“8 Questions with Playfair” ft. Paul Taylor @ Thought Machine
This is the twelfth in our “8 Questions” series — in which we sit down with founders in the Playfair portfolio who share their entrepreneurial journey.
We first invested in Thought Machine, a core banking software provider, in 2016. Since then, the company has experienced tremendous growth, winning household name clients, opening offices around the world, and most recently closing a $200m Series C which values the company at well over £1bn 🦄
Today, we sit down with founder and CEO, Paul Taylor, to hear his story from the beginnings of Thought Machine. We hope this can help other founders and aspirational entrepreneurs in their own ventures.
1. What inspired you to be an entrepreneur?
I started my career in academia, first at Edinburgh University’s Centre for Speech Technology Research and later within Cambridge University’s Engineering department, writing the book Text-to-Speech synthesis. In the late 90s/early 2000s I left academia for the start-up world as I had an urge to build and run my own business.
I went on to start two technology companies, Rhetoric Systems, which was acquired by Nuance in 2004 and Phonetic Arts, which was acquired by Google in 2010. Following this acquisition, I was hired by Google to lead the team of engineers responsible for launching their text-to-speech system — which provides the entire basis of all Google’s speech output.
After three years at Google, I had an itch to start my own business again. The way new services like Netflix and Spotify had disrupted their respective industries with cloud technology was inspiring, and yet the banking industry remained stuck on ancient, mainframe technology. I decided to leave Google to get into the fintech industry and found Thought Machine.
2. Can you take us back to the beginnings of Thought Machine?
We founded Thought Machine in June 2014, and we borrowed a lot from Google’s company culture — with that excellence baked into everything we did. I hired the core team, seven of us, that were the backbone of the engineering part of the company.

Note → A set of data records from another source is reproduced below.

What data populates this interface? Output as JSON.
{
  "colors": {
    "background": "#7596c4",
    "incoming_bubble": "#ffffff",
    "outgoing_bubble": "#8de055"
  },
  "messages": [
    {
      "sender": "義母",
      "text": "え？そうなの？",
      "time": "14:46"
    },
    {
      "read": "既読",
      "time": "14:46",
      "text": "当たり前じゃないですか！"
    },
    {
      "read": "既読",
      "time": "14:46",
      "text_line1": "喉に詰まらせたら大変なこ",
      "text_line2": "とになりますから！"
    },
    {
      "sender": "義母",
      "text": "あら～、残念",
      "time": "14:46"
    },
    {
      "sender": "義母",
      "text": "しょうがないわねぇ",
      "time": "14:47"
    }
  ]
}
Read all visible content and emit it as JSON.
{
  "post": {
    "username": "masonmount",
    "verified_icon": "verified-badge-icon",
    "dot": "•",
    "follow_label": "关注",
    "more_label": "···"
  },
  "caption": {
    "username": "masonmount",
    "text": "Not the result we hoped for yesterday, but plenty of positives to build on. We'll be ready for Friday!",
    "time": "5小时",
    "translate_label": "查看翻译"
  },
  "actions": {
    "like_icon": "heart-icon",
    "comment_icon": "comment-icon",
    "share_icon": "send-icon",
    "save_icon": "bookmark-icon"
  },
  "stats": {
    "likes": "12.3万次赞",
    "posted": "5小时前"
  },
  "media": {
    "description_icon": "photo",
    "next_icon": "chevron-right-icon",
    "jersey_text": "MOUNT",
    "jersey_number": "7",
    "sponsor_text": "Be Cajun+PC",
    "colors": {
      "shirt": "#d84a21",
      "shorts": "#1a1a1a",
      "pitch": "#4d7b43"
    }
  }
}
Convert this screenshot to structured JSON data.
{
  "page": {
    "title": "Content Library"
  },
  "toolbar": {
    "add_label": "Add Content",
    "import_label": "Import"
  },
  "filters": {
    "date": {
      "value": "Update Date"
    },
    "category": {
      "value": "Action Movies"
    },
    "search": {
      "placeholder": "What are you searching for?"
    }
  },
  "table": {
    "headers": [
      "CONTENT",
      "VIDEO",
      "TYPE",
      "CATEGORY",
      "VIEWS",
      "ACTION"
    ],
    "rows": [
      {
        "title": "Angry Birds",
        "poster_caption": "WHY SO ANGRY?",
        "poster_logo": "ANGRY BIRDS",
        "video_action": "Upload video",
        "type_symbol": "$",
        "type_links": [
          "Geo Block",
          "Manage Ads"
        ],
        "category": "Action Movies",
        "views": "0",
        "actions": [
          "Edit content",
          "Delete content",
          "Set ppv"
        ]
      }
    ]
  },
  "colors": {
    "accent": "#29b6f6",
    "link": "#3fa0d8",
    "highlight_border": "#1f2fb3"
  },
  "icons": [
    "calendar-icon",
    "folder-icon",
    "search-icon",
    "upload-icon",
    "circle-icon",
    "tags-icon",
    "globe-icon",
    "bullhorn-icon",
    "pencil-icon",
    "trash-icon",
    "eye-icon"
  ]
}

The key point was about the middle of 2015 when we came across an opportunity in core banking — we were aware that traditional banks were running on terrible legacy IT.
It became apparent very early on that there was a clear gap, and desperate need, for a modern alternative to their ancient core banking systems. The team worked tirelessly to build Vault, our core banking engine that is now deployed in some of the most innovative banks around the world.
3. What is the hardest lesson learned since day 1?
Perhaps not the hardest to learn, but hard to implement in earnest. Take great care in instilling a culture of fun, and excellence, into the business, and you will reap the rewards. We have benefited greatly from some of the cultural principles we implemented into the business at an early stage. Our commitment to transparency, our debate-and-commit style of work, and our steadfast commitment to product excellence. With some of those principles in mind, we’ve avoided the pitfalls of other fast-growth technology companies, and subsequently delivered a brilliant product to market, with huge levels of client satisfaction, while our team is having a great time, too.
4. What has been your strangest day as a founder?
Throughout the periods of lockdown, our team had grown to more than 500 employees, we had relocated to a large new office in London and expanded our overseas offices. Seeing the team arriving at our new London HQ in Bloomsbury, all together on the same day, after Covid restrictions had been lifted was strange but brilliant.
5. What have you learned from your investors since you first fundraised?
Our first investors were IQ Capital, Playfair Capital and Backed. I have personal relationships with the founders of these funds, before the investors. Those strong relationships have been critical in securing the funding and growing the business.
The essence of my learning is really to focus on product/market fit. I’m not the first person to say this, but it’s critical to have in mind the biggest market possible. It’s great to have a tremendous, talented team — but if after all the work, you’re not making lots in revenue, you have to ask yourself — what was the point? So — focus on big markets, big opportunities — take on big problems. We were bold enough to take on a big opportunity that nobody else was taking on. We said we’re going to deploy entire Tier 1 banks in the cloud — and we’ve done that. So, the lesson here is to think about markets, think about real pain points — and don’t be afraid to back yourself until you’ve solved that big problem.
6. As a founder, what is your proudest achievement to date?
Building a world-class team is my proudest achievement and underpins all of our success. The high standards in the quality of the people we hire has enabled us to build a core banking platform that is capable of running the world’s most ambitious banks — JPMorgan Chase, Lloyds Bank, Standard Chartered, and many others. These extraordinary client wins would not have been possible, without the remarkable team building Vault and delivering on our vision.
7. Crystal Ball: What are your plans for the future?
We recently closed our series C round at $200m, securing our spot as one of Europe’s most valuable fintechs. With this new funding, we will continue to improve the product, expand into new markets, and get more banks live on our platform. With our relentless commitment to product excellence and growth, it won’t be too long until you see Thought Machine announcing more major banks, and taking on new funding — but watch this space!
8. #1 piece of advice to an aspirational founder?
If you’re not having fun in a tech startup, you shouldn’t be doing it. It’s a career filled with passion, with good times and there are plenty of memorable moments. So whatever you do, make sure you can enjoy it.